TASK DETAILS -
Go over the data and copy out each line with "icon" in it.

DATA EXCERPTS -
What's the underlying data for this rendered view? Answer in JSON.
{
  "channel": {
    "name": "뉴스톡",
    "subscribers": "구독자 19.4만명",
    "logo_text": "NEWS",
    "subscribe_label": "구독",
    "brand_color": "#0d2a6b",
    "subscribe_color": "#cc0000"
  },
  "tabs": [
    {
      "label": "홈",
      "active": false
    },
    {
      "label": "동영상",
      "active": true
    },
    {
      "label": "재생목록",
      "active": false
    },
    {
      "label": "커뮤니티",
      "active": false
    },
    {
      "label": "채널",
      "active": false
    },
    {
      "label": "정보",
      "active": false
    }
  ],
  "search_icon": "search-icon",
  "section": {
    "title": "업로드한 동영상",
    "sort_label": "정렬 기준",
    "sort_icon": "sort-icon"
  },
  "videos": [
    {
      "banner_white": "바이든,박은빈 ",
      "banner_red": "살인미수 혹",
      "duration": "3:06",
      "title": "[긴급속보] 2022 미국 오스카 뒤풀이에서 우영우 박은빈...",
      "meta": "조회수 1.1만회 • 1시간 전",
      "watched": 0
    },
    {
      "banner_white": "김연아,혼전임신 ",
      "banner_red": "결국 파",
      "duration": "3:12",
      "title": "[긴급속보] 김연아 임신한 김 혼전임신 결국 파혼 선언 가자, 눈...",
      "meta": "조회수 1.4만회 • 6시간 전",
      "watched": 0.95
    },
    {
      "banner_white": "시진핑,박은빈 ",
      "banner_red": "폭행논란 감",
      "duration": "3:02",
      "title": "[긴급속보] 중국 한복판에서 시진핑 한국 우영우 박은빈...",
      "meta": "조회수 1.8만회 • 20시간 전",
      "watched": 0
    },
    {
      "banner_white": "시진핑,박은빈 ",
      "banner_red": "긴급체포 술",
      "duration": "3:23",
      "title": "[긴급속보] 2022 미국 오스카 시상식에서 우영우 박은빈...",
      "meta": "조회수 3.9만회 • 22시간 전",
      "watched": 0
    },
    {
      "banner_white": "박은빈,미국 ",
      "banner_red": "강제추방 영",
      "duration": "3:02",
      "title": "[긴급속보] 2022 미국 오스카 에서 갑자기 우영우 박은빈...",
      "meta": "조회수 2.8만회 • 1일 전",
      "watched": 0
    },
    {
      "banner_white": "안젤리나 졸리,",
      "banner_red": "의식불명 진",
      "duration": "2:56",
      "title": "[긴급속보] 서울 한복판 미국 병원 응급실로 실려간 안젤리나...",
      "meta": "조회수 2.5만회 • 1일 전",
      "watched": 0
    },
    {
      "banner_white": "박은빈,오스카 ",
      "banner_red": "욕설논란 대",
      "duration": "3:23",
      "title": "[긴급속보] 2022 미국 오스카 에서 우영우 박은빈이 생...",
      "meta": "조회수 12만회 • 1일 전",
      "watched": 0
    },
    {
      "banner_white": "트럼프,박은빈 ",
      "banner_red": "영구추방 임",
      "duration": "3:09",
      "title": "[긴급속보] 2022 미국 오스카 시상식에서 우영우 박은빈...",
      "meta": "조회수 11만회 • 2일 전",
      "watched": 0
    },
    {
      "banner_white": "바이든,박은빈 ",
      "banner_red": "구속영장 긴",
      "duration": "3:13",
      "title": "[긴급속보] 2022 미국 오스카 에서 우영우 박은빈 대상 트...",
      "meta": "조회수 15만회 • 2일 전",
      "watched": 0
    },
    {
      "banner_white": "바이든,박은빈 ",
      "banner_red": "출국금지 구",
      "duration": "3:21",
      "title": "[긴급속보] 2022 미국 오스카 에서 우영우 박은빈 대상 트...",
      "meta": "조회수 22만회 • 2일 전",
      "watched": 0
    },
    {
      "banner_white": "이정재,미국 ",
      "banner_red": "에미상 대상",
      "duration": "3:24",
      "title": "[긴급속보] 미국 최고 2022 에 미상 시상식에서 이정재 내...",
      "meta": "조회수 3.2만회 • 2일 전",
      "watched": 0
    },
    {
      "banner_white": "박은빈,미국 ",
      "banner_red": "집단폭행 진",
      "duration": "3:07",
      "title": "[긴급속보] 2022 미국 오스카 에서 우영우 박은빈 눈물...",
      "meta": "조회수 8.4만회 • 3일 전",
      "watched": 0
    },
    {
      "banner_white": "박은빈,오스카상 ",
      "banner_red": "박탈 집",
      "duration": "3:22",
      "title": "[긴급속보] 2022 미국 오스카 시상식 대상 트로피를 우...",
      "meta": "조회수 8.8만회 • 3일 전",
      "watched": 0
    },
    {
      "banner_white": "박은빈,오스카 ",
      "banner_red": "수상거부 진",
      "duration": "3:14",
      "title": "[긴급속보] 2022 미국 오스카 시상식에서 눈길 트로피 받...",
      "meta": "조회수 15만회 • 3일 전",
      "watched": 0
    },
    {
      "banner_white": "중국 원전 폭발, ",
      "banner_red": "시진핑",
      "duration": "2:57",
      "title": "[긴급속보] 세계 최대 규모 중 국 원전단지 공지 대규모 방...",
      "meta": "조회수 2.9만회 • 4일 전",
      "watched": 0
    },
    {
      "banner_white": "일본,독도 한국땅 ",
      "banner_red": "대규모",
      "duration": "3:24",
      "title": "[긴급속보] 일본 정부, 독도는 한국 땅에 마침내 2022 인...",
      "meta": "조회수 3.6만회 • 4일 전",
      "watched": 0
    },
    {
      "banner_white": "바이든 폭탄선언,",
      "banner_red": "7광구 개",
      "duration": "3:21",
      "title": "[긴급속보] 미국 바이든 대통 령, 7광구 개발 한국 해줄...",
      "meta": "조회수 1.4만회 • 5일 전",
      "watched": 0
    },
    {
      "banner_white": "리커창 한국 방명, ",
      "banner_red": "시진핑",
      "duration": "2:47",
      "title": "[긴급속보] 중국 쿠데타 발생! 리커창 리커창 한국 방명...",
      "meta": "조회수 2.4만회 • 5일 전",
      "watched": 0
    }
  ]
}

EXERCISE RESULT -
  "search_icon": "search-icon",
    "sort_icon": "sort-icon"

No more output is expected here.